BEGIN DATA RECORDS
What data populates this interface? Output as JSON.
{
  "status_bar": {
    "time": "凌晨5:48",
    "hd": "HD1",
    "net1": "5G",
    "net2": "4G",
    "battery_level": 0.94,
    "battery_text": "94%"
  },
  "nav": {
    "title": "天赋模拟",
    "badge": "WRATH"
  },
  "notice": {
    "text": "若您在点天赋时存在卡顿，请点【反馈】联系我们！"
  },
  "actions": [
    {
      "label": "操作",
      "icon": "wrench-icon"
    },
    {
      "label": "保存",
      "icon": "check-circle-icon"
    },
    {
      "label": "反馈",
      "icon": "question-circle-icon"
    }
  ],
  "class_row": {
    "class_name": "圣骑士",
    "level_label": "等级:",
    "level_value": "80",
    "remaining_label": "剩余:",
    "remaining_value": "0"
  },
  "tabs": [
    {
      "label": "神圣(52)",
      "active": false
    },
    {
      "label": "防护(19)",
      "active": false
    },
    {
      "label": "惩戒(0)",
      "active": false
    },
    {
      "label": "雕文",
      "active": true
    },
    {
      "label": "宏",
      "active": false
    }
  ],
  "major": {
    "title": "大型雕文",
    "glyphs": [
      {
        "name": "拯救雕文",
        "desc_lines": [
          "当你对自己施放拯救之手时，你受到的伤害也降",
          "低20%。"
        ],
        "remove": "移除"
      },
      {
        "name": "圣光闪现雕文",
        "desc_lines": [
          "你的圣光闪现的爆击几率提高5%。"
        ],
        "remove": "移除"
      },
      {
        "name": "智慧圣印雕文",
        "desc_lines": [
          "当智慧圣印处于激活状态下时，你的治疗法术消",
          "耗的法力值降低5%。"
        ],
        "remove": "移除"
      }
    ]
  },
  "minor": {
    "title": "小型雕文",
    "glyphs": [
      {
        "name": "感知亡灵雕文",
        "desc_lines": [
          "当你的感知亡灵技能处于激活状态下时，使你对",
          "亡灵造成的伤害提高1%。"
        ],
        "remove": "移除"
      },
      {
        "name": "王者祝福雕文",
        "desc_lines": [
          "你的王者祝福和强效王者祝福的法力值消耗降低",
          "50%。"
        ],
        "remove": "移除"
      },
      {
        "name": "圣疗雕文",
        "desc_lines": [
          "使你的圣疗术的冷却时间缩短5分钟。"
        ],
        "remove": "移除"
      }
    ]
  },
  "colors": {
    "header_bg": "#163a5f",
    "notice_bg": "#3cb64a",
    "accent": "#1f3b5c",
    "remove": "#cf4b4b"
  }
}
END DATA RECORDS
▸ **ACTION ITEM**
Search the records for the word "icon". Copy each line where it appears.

▸ **TASK ANSWER**
      "icon": "wrench-icon"
      "icon": "check-circle-icon"
      "icon": "question-circle-icon"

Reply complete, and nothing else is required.